(Records to use begins)

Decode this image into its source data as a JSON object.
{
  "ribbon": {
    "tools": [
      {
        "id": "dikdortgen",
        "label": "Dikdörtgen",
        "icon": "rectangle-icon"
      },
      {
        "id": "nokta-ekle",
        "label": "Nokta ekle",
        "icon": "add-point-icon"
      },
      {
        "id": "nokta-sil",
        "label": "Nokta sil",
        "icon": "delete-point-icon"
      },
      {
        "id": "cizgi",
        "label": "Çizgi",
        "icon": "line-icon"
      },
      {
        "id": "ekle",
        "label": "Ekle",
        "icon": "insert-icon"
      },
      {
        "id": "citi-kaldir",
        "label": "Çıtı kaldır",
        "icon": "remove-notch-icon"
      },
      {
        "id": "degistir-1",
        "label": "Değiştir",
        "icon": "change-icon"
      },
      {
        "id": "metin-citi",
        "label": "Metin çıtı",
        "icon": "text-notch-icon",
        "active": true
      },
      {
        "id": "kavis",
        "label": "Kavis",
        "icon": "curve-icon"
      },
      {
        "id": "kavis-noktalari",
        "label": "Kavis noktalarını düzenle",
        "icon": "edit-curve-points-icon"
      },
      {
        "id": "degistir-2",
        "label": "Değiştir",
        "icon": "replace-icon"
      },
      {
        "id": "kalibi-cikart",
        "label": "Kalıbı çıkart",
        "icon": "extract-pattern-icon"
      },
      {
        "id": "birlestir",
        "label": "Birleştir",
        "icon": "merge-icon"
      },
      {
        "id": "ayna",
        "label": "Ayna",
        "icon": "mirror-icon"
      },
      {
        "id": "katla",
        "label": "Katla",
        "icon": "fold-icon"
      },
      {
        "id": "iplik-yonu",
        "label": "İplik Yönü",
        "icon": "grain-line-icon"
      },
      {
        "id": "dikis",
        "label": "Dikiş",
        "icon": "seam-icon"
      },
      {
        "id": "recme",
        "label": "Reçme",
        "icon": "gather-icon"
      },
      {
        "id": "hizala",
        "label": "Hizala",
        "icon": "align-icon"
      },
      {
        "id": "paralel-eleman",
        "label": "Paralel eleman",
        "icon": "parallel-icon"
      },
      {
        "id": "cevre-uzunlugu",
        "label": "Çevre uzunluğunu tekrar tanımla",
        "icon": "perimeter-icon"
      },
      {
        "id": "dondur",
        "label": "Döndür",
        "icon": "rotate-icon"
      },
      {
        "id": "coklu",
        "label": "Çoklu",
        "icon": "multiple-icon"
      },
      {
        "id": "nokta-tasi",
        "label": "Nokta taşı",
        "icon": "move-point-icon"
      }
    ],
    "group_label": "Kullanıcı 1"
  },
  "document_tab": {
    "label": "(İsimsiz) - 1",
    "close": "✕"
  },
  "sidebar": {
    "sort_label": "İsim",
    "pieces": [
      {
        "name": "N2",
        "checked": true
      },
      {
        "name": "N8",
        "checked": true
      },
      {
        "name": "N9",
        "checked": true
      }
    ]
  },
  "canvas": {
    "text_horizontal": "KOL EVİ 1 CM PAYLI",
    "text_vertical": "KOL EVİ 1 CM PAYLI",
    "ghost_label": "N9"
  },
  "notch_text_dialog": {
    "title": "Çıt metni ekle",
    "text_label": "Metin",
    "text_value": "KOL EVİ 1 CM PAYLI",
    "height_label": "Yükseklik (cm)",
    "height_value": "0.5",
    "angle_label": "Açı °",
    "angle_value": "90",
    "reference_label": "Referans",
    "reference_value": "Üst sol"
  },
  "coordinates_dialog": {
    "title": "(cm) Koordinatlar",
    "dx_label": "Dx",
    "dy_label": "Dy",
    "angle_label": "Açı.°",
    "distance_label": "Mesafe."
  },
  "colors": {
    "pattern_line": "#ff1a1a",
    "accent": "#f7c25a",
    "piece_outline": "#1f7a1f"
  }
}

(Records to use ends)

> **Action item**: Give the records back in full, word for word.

> **Answer below**:
Decode this image into its source data as a JSON object.
{
  "ribbon": {
    "tools": [
      {
        "id": "dikdortgen",
        "label": "Dikdörtgen",
        "icon": "rectangle-icon"
      },
      {
        "id": "nokta-ekle",
        "label": "Nokta ekle",
        "icon": "add-point-icon"
      },
      {
        "id": "nokta-sil",
        "label": "Nokta sil",
        "icon": "delete-point-icon"
      },
      {
        "id": "cizgi",
        "label": "Çizgi",
        "icon": "line-icon"
      },
      {
        "id": "ekle",
        "label": "Ekle",
        "icon": "insert-icon"
      },
      {
        "id": "citi-kaldir",
        "label": "Çıtı kaldır",
        "icon": "remove-notch-icon"
      },
      {
        "id": "degistir-1",
        "label": "Değiştir",
        "icon": "change-icon"
      },
      {
        "id": "metin-citi",
        "label": "Metin çıtı",
        "icon": "text-notch-icon",
        "active": true
      },
      {
        "id": "kavis",
        "label": "Kavis",
        "icon": "curve-icon"
      },
      {
        "id": "kavis-noktalari",
        "label": "Kavis noktalarını düzenle",
        "icon": "edit-curve-points-icon"
      },
      {
        "id": "degistir-2",
        "label": "Değiştir",
        "icon": "replace-icon"
      },
      {
        "id": "kalibi-cikart",
        "label": "Kalıbı çıkart",
        "icon": "extract-pattern-icon"
      },
      {
        "id": "birlestir",
        "label": "Birleştir",
        "icon": "merge-icon"
      },
      {
        "id": "ayna",
        "label": "Ayna",
        "icon": "mirror-icon"
      },
      {
        "id": "katla",
        "label": "Katla",
        "icon": "fold-icon"
      },
      {
        "id": "iplik-yonu",
        "label": "İplik Yönü",
        "icon": "grain-line-icon"
      },
      {
        "id": "dikis",
        "label": "Dikiş",
        "icon": "seam-icon"
      },
      {
        "id": "recme",
        "label": "Reçme",
        "icon": "gather-icon"
      },
      {
        "id": "hizala",
        "label": "Hizala",
        "icon": "align-icon"
      },
      {
        "id": "paralel-eleman",
        "label": "Paralel eleman",
        "icon": "parallel-icon"
      },
      {
        "id": "cevre-uzunlugu",
        "label": "Çevre uzunluğunu tekrar tanımla",
        "icon": "perimeter-icon"
      },
      {
        "id": "dondur",
        "label": "Döndür",
        "icon": "rotate-icon"
      },
      {
        "id": "coklu",
        "label": "Çoklu",
        "icon": "multiple-icon"
      },
      {
        "id": "nokta-tasi",
        "label": "Nokta taşı",
        "icon": "move-point-icon"
      }
    ],
    "group_label": "Kullanıcı 1"
  },
  "document_tab": {
    "label": "(İsimsiz) - 1",
    "close": "✕"
  },
  "sidebar": {
    "sort_label": "İsim",
    "pieces": [
      {
        "name": "N2",
        "checked": true
      },
      {
        "name": "N8",
        "checked": true
      },
      {
        "name": "N9",
        "checked": true
      }
    ]
  },
  "canvas": {
    "text_horizontal": "KOL EVİ 1 CM PAYLI",
    "text_vertical": "KOL EVİ 1 CM PAYLI",
    "ghost_label": "N9"
  },
  "notch_text_dialog": {
    "title": "Çıt metni ekle",
    "text_label": "Metin",
    "text_value": "KOL EVİ 1 CM PAYLI",
    "height_label": "Yükseklik (cm)",
    "height_value": "0.5",
    "angle_label": "Açı °",
    "angle_value": "90",
    "reference_label": "Referans",
    "reference_value": "Üst sol"
  },
  "coordinates_dialog": {
    "title": "(cm) Koordinatlar",
    "dx_label": "Dx",
    "dy_label": "Dy",
    "angle_label": "Açı.°",
    "distance_label": "Mesafe."
  },
  "colors": {
    "pattern_line": "#ff1a1a",
    "accent": "#f7c25a",
    "piece_outline": "#1f7a1f"
  }
}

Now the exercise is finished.